Exercise: Return the full set of entries below exactly, leaving every image out.

▬▬▬

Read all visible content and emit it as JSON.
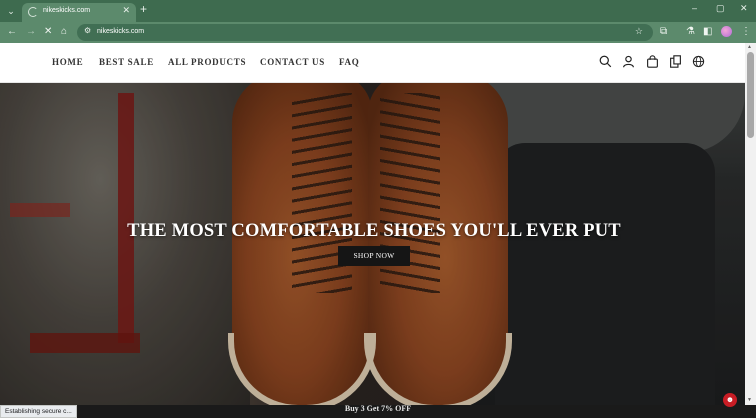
{
  "browser": {
    "tab_title": "nikeskicks.com",
    "tab_close": "✕",
    "new_tab": "+",
    "url": "nikeskicks.com",
    "window_controls": [
      "–",
      "▢",
      "✕"
    ],
    "tab_search_icon": "chevron-down-icon",
    "status_text": "Establishing secure c..."
  },
  "nav": {
    "items": [
      "HOME",
      "BEST SALE",
      "ALL PRODUCTS",
      "CONTACT US",
      "FAQ"
    ]
  },
  "hero": {
    "title": "THE MOST COMFORTABLE SHOES YOU'LL EVER PUT",
    "button": "SHOP NOW"
  },
  "promo": {
    "text": "Buy 3 Get 7% OFF"
  },
  "colors": {
    "chrome_frame": "#3e6b4f",
    "chrome_toolbar": "#5c8a6c",
    "button_bg": "#151515"
  }
}
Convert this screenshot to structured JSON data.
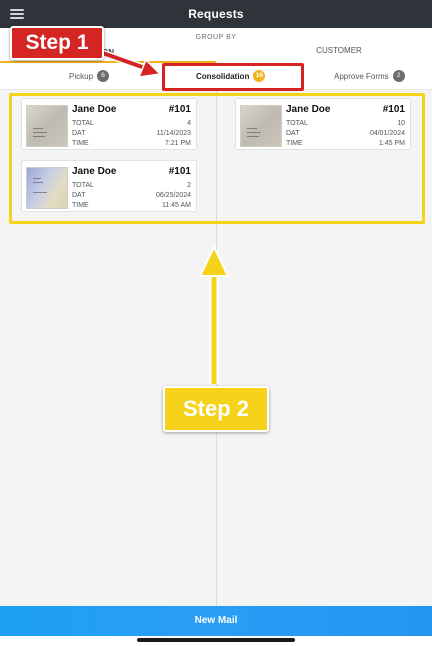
{
  "header": {
    "title": "Requests"
  },
  "groupby": {
    "label": "GROUP BY",
    "left_option": "ON",
    "right_option": "CUSTOMER"
  },
  "tabs": [
    {
      "label": "Pickup",
      "count": "6"
    },
    {
      "label": "Consolidation",
      "count": "16"
    },
    {
      "label": "Approve Forms",
      "count": "2"
    }
  ],
  "cards": [
    {
      "name": "Jane Doe",
      "number": "#101",
      "total_label": "TOTAL",
      "total": "4",
      "date_label": "DAT",
      "date": "11/14/2023",
      "time_label": "TIME",
      "time": "7:21 PM"
    },
    {
      "name": "Jane Doe",
      "number": "#101",
      "total_label": "TOTAL",
      "total": "2",
      "date_label": "DAT",
      "date": "06/25/2024",
      "time_label": "TIME",
      "time": "11:45 AM"
    },
    {
      "name": "Jane Doe",
      "number": "#101",
      "total_label": "TOTAL",
      "total": "10",
      "date_label": "DAT",
      "date": "04/01/2024",
      "time_label": "TIME",
      "time": "1:45 PM"
    }
  ],
  "footer": {
    "new_mail_label": "New Mail"
  },
  "annotations": {
    "step1": "Step 1",
    "step2": "Step 2"
  },
  "colors": {
    "accent": "#f2b21e",
    "step1": "#d42424",
    "step2": "#f6d21a",
    "button": "#1da1f2",
    "header": "#2f343a"
  },
  "icons": {
    "menu": "hamburger-menu-icon"
  }
}
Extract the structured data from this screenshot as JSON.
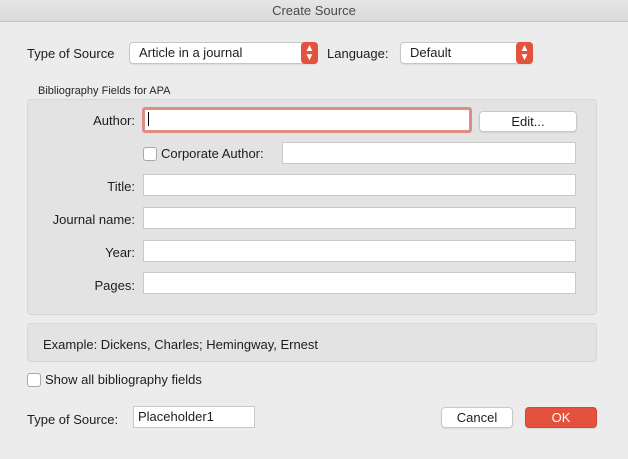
{
  "window": {
    "title": "Create Source"
  },
  "top_bar": {
    "type_label": "Type of Source",
    "type_value": "Article in a journal",
    "language_label": "Language:",
    "language_value": "Default"
  },
  "fields_section": {
    "title": "Bibliography Fields for APA",
    "author_label": "Author:",
    "author_value": "",
    "edit_button": "Edit...",
    "corporate_author_label": "Corporate Author:",
    "corporate_author_value": "",
    "title_label": "Title:",
    "title_value": "",
    "journal_label": "Journal name:",
    "journal_value": "",
    "year_label": "Year:",
    "year_value": "",
    "pages_label": "Pages:",
    "pages_value": ""
  },
  "example_text": "Example: Dickens, Charles; Hemingway, Ernest",
  "show_all_label": "Show all bibliography fields",
  "bottom": {
    "tag_label": "Type of Source:",
    "tag_value": "Placeholder1",
    "cancel_button": "Cancel",
    "ok_button": "OK"
  },
  "colors": {
    "accent": "#e4513c",
    "focus_ring": "#df8e82",
    "background": "#ececec",
    "group_background": "#e3e3e3"
  },
  "icons": {
    "popup_arrows": "up-down-chevron-icon",
    "checkbox": "checkbox-unchecked"
  }
}
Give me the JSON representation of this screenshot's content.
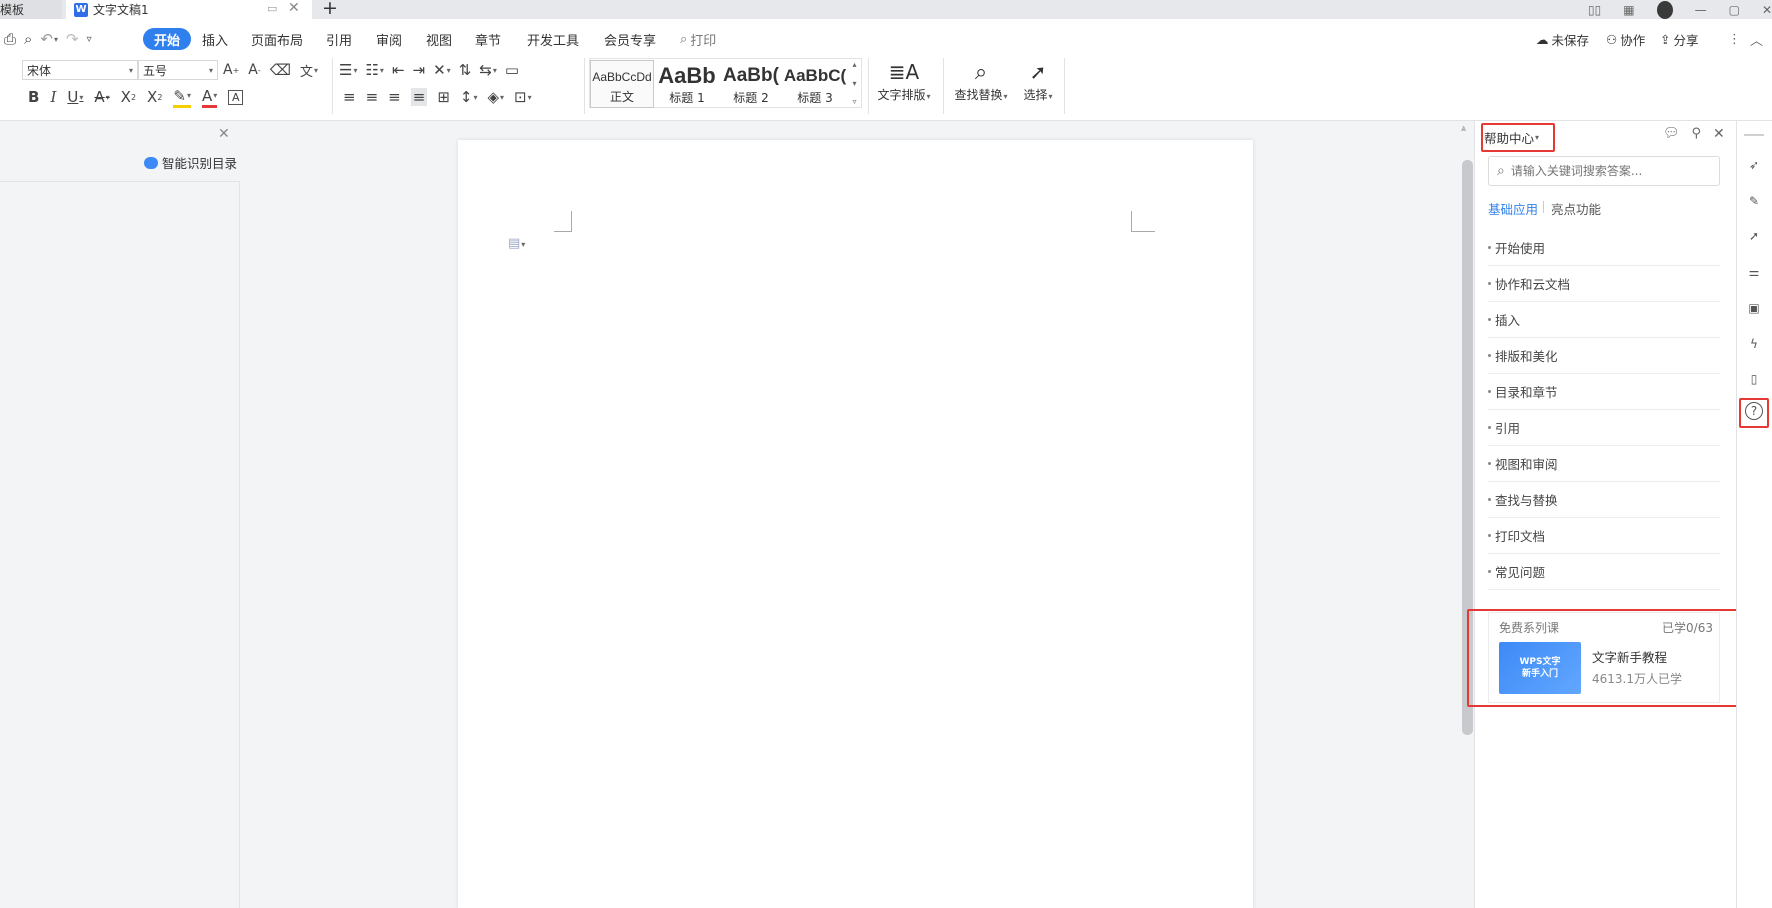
{
  "tabs": [
    {
      "label": "模板"
    },
    {
      "label": "文字文稿1"
    }
  ],
  "window": {
    "add_tab": "+"
  },
  "menu": {
    "start": "开始",
    "insert": "插入",
    "page_layout": "页面布局",
    "references": "引用",
    "review": "审阅",
    "view": "视图",
    "chapter": "章节",
    "developer": "开发工具",
    "member": "会员专享",
    "print": "打印"
  },
  "top_right": {
    "unsaved": "未保存",
    "collaborate": "协作",
    "share": "分享"
  },
  "font": {
    "family": "宋体",
    "size": "五号"
  },
  "styles": [
    {
      "preview": "AaBbCcDd",
      "label": "正文"
    },
    {
      "preview": "AaBb",
      "label": "标题 1"
    },
    {
      "preview": "AaBb(",
      "label": "标题 2"
    },
    {
      "preview": "AaBbC(",
      "label": "标题 3"
    }
  ],
  "buttons": {
    "text_layout": "文字排版",
    "find_replace": "查找替换",
    "select": "选择"
  },
  "left_panel": {
    "smart_toc": "智能识别目录"
  },
  "help": {
    "title": "帮助中心",
    "search_placeholder": "请输入关键词搜索答案...",
    "tab_basic": "基础应用",
    "tab_highlight": "亮点功能",
    "items": [
      {
        "label": "开始使用"
      },
      {
        "label": "协作和云文档"
      },
      {
        "label": "插入"
      },
      {
        "label": "排版和美化"
      },
      {
        "label": "目录和章节"
      },
      {
        "label": "引用"
      },
      {
        "label": "视图和审阅"
      },
      {
        "label": "查找与替换"
      },
      {
        "label": "打印文档"
      },
      {
        "label": "常见问题"
      }
    ],
    "course": {
      "section": "免费系列课",
      "progress": "已学0/63",
      "thumb_line1": "WPS文字",
      "thumb_line2": "新手入门",
      "title": "文字新手教程",
      "learners": "4613.1万人已学"
    }
  },
  "colors": {
    "accent": "#2f80ed",
    "highlight_border": "#e53935"
  }
}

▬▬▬

Expected output:
Read all visible content and emit it as JSON.
{
  "browser": {
    "tab_title": "nikeskicks.com",
    "tab_close": "✕",
    "new_tab": "+",
    "url": "nikeskicks.com",
    "window_controls": [
      "–",
      "▢",
      "✕"
    ],
    "tab_search_icon": "chevron-down-icon",
    "status_text": "Establishing secure c..."
  },
  "nav": {
    "items": [
      "HOME",
      "BEST SALE",
      "ALL PRODUCTS",
      "CONTACT US",
      "FAQ"
    ]
  },
  "hero": {
    "title": "THE MOST COMFORTABLE SHOES YOU'LL EVER PUT",
    "button": "SHOP NOW"
  },
  "promo": {
    "text": "Buy 3 Get 7% OFF"
  },
  "colors": {
    "chrome_frame": "#3e6b4f",
    "chrome_toolbar": "#5c8a6c",
    "button_bg": "#151515"
  }
}
Convert this screenshot to structured JSON data.
{
  "header": {
    "title": "Requests"
  },
  "groupby": {
    "label": "GROUP BY",
    "left_option": "ON",
    "right_option": "CUSTOMER"
  },
  "tabs": [
    {
      "label": "Pickup",
      "count": "6"
    },
    {
      "label": "Consolidation",
      "count": "16"
    },
    {
      "label": "Approve Forms",
      "count": "2"
    }
  ],
  "cards": [
    {
      "name": "Jane Doe",
      "number": "#101",
      "total_label": "TOTAL",
      "total": "4",
      "date_label": "DAT",
      "date": "11/14/2023",
      "time_label": "TIME",
      "time": "7:21 PM"
    },
    {
      "name": "Jane Doe",
      "number": "#101",
      "total_label": "TOTAL",
      "total": "2",
      "date_label": "DAT",
      "date": "06/25/2024",
      "time_label": "TIME",
      "time": "11:45 AM"
    },
    {
      "name": "Jane Doe",
      "number": "#101",
      "total_label": "TOTAL",
      "total": "10",
      "date_label": "DAT",
      "date": "04/01/2024",
      "time_label": "TIME",
      "time": "1:45 PM"
    }
  ],
  "footer": {
    "new_mail_label": "New Mail"
  },
  "annotations": {
    "step1": "Step 1",
    "step2": "Step 2"
  },
  "colors": {
    "accent": "#f2b21e",
    "step1": "#d42424",
    "step2": "#f6d21a",
    "button": "#1da1f2",
    "header": "#2f343a"
  },
  "icons": {
    "menu": "hamburger-menu-icon"
  }
}
Extract the structured data from this screenshot as JSON.
{
  "window": {
    "title": "Create Source"
  },
  "top_bar": {
    "type_label": "Type of Source",
    "type_value": "Article in a journal",
    "language_label": "Language:",
    "language_value": "Default"
  },
  "fields_section": {
    "title": "Bibliography Fields for APA",
    "author_label": "Author:",
    "author_value": "",
    "edit_button": "Edit...",
    "corporate_author_label": "Corporate Author:",
    "corporate_author_value": "",
    "title_label": "Title:",
    "title_value": "",
    "journal_label": "Journal name:",
    "journal_value": "",
    "year_label": "Year:",
    "year_value": "",
    "pages_label": "Pages:",
    "pages_value": ""
  },
  "example_text": "Example: Dickens, Charles; Hemingway, Ernest",
  "show_all_label": "Show all bibliography fields",
  "bottom": {
    "tag_label": "Type of Source:",
    "tag_value": "Placeholder1",
    "cancel_button": "Cancel",
    "ok_button": "OK"
  },
  "colors": {
    "accent": "#e4513c",
    "focus_ring": "#df8e82",
    "background": "#ececec",
    "group_background": "#e3e3e3"
  },
  "icons": {
    "popup_arrows": "up-down-chevron-icon",
    "checkbox": "checkbox-unchecked"
  }
}
Give me the JSON representation of this screenshot's content.
{
  "tabs": [
    {
      "label": "模板"
    },
    {
      "label": "文字文稿1"
    }
  ],
  "window": {
    "add_tab": "+"
  },
  "menu": {
    "start": "开始",
    "insert": "插入",
    "page_layout": "页面布局",
    "references": "引用",
    "review": "审阅",
    "view": "视图",
    "chapter": "章节",
    "developer": "开发工具",
    "member": "会员专享",
    "print": "打印"
  },
  "top_right": {
    "unsaved": "未保存",
    "collaborate": "协作",
    "share": "分享"
  },
  "font": {
    "family": "宋体",
    "size": "五号"
  },
  "styles": [
    {
      "preview": "AaBbCcDd",
      "label": "正文"
    },
    {
      "preview": "AaBb",
      "label": "标题 1"
    },
    {
      "preview": "AaBb(",
      "label": "标题 2"
    },
    {
      "preview": "AaBbC(",
      "label": "标题 3"
    }
  ],
  "buttons": {
    "text_layout": "文字排版",
    "find_replace": "查找替换",
    "select": "选择"
  },
  "left_panel": {
    "smart_toc": "智能识别目录"
  },
  "help": {
    "title": "帮助中心",
    "search_placeholder": "请输入关键词搜索答案...",
    "tab_basic": "基础应用",
    "tab_highlight": "亮点功能",
    "items": [
      {
        "label": "开始使用"
      },
      {
        "label": "协作和云文档"
      },
      {
        "label": "插入"
      },
      {
        "label": "排版和美化"
      },
      {
        "label": "目录和章节"
      },
      {
        "label": "引用"
      },
      {
        "label": "视图和审阅"
      },
      {
        "label": "查找与替换"
      },
      {
        "label": "打印文档"
      },
      {
        "label": "常见问题"
      }
    ],
    "course": {
      "section": "免费系列课",
      "progress": "已学0/63",
      "thumb_line1": "WPS文字",
      "thumb_line2": "新手入门",
      "title": "文字新手教程",
      "learners": "4613.1万人已学"
    }
  },
  "colors": {
    "accent": "#2f80ed",
    "highlight_border": "#e53935"
  }
}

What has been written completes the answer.